Fracking, which is shorthand for high volume horizontal hydraulic fracturing, is a process that injects water, sand, and chemicals into oil wells to help release additional oil deposits for extraction. Supporters of the idea say fracking could lead to a new energy boom in Illinois, and lead to massive economic growth for Southern Illinois, similar to what has already happened in North Dakota. But opponents argue that the process isn’t well understood and could lead to significant environmental problems.
Constitutional amendments approved by voters
Two new amendments to the Illinois Constitution, which were placed on the ballot by the General Assembly, were approved by voters on Nov. 4. These amendments are effective once the election results are certified.
1. Victims’ Rights Amendment (HJR CA 1): Known as Marsy’s Law, this amendment seeks to expand the rights of Illinois crime victims, giving them greater ability to enforce their rights in a court of law. The Crime Victims’ Bill of Rights would ensure crime victims are provided with information about hearings and plea negotiations, access to restitution and protections against alleged perpetrators. It would also allow victims the right to speak on their own behalf during a post-arraignment release decision, plea or sentencing, and would require the courts to taken into account the safety of a victim and his/her family when determining bail or a defendant’s release.
2. Voters’ Rights Amendment (HJR CA 52): This amendment prohibits any law that would disproportionately affect Illinois residents’ rights to vote based on race, color, ethnicity, national origin, religion, sex, orientation, status as a member of a language minority, or income. The Senate sponsor of the proposed amendment indicated the intent was to prohibit adoption of voter identification laws in Illinois, such as requiring photo identification to cast a ballot.
During the spring legislative session, three advisory referendums were also placed on the ballot. Since these measures were purely advisory, it is possible that legislation to address these issues may be introduced in the near future.
1) Minimum Wage: This advisory question, which was placed on the ballot by P.A. 98-691/HB 105, asked if Illinois’ minimum wage should be raised to $10 an hour by January 2015. Though proposals to increase the minimum wage have been introduced in previous years, a vote on this controversial issue was deferred until after the fall general election. The latest legislation to call for an increase in the minimum wage is Senate Bill 68, which would incrementally increase the minimum wage in Illinois to $10.65 by 2016.

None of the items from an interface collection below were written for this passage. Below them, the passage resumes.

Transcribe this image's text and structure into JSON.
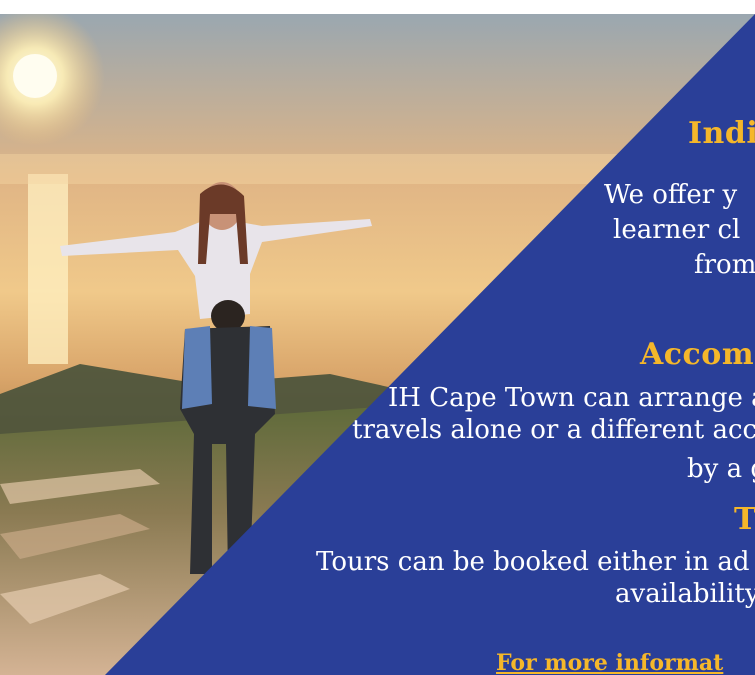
{
  "sections": [
    {
      "heading": "Indi",
      "lines": [
        "We offer y",
        "learner cl",
        "from"
      ]
    },
    {
      "heading": "Accom",
      "lines": [
        "IH Cape Town can arrange a",
        "travels alone or a different acc",
        "by a g"
      ]
    },
    {
      "heading": "T",
      "lines": [
        "Tours can be booked either in ad",
        "availability"
      ]
    }
  ],
  "more_info_link": "For more informat",
  "colors": {
    "panel_blue": "#2a3f98",
    "heading_gold": "#f5b72a",
    "text_white": "#ffffff"
  }
}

2) Contraception Mandate: This advisory question, which was placed on the ballot by P.A. 98-696/HB 5755, asked if prescription contraceptives should be covered under health insurance plans that cover prescription medication. This question was introduced in response to the U.S. Supreme Court’s decision in the Hobby Lobby case. The Supreme Court ruled some employers do not have to provide contraception coverage as part of their employees’ health insurance plan if such coverage violates the employers’ religious beliefs. However, Illinois law has already required contraceptive coverage since 2003.
3) Millionaires Tax: This advisory question, which was placed on the ballot by P.A. 98-794/HB 3816, asked voters if the state constitution should be amended to impose an additional 3% income tax on incomes greater than $1 million for the purpose of directing that additional funding to Illinois school districts.